• [What is needed] For every entry below, give it back exactly and leave out any image.

+-------+

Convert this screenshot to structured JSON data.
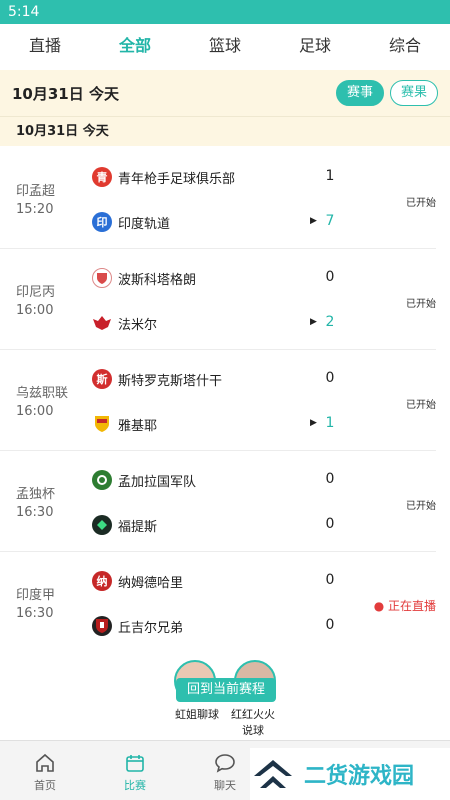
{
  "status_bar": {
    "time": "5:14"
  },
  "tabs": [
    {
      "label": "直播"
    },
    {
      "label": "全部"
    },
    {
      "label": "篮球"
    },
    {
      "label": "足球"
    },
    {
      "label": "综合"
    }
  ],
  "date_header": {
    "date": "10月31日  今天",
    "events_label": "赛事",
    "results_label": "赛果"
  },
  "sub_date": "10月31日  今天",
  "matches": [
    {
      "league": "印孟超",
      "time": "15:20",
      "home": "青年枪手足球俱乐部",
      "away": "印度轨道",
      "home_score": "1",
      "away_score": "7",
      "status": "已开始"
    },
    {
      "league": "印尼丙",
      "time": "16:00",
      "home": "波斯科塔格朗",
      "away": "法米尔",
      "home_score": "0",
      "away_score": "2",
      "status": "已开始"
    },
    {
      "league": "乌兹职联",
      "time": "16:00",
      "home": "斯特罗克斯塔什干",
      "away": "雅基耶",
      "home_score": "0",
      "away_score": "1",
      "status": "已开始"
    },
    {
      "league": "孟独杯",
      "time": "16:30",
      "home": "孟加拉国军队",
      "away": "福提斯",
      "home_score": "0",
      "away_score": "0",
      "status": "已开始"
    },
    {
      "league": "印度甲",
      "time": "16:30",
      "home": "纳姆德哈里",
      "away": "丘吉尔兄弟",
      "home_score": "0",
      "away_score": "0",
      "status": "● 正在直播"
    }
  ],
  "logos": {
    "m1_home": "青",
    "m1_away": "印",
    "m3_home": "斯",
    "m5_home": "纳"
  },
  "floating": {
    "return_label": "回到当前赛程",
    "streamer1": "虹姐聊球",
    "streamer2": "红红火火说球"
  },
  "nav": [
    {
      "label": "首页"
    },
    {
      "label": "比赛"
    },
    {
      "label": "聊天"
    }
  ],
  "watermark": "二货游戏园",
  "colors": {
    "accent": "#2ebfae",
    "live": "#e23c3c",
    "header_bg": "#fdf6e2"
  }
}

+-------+

• [Your solution]
Convert this screenshot to structured JSON data.
{
  "status_bar": {
    "time": "5:14"
  },
  "tabs": [
    {
      "label": "直播"
    },
    {
      "label": "全部"
    },
    {
      "label": "篮球"
    },
    {
      "label": "足球"
    },
    {
      "label": "综合"
    }
  ],
  "date_header": {
    "date": "10月31日  今天",
    "events_label": "赛事",
    "results_label": "赛果"
  },
  "sub_date": "10月31日  今天",
  "matches": [
    {
      "league": "印孟超",
      "time": "15:20",
      "home": "青年枪手足球俱乐部",
      "away": "印度轨道",
      "home_score": "1",
      "away_score": "7",
      "status": "已开始"
    },
    {
      "league": "印尼丙",
      "time": "16:00",
      "home": "波斯科塔格朗",
      "away": "法米尔",
      "home_score": "0",
      "away_score": "2",
      "status": "已开始"
    },
    {
      "league": "乌兹职联",
      "time": "16:00",
      "home": "斯特罗克斯塔什干",
      "away": "雅基耶",
      "home_score": "0",
      "away_score": "1",
      "status": "已开始"
    },
    {
      "league": "孟独杯",
      "time": "16:30",
      "home": "孟加拉国军队",
      "away": "福提斯",
      "home_score": "0",
      "away_score": "0",
      "status": "已开始"
    },
    {
      "league": "印度甲",
      "time": "16:30",
      "home": "纳姆德哈里",
      "away": "丘吉尔兄弟",
      "home_score": "0",
      "away_score": "0",
      "status": "● 正在直播"
    }
  ],
  "logos": {
    "m1_home": "青",
    "m1_away": "印",
    "m3_home": "斯",
    "m5_home": "纳"
  },
  "floating": {
    "return_label": "回到当前赛程",
    "streamer1": "虹姐聊球",
    "streamer2": "红红火火说球"
  },
  "nav": [
    {
      "label": "首页"
    },
    {
      "label": "比赛"
    },
    {
      "label": "聊天"
    }
  ],
  "watermark": "二货游戏园",
  "colors": {
    "accent": "#2ebfae",
    "live": "#e23c3c",
    "header_bg": "#fdf6e2"
  }
}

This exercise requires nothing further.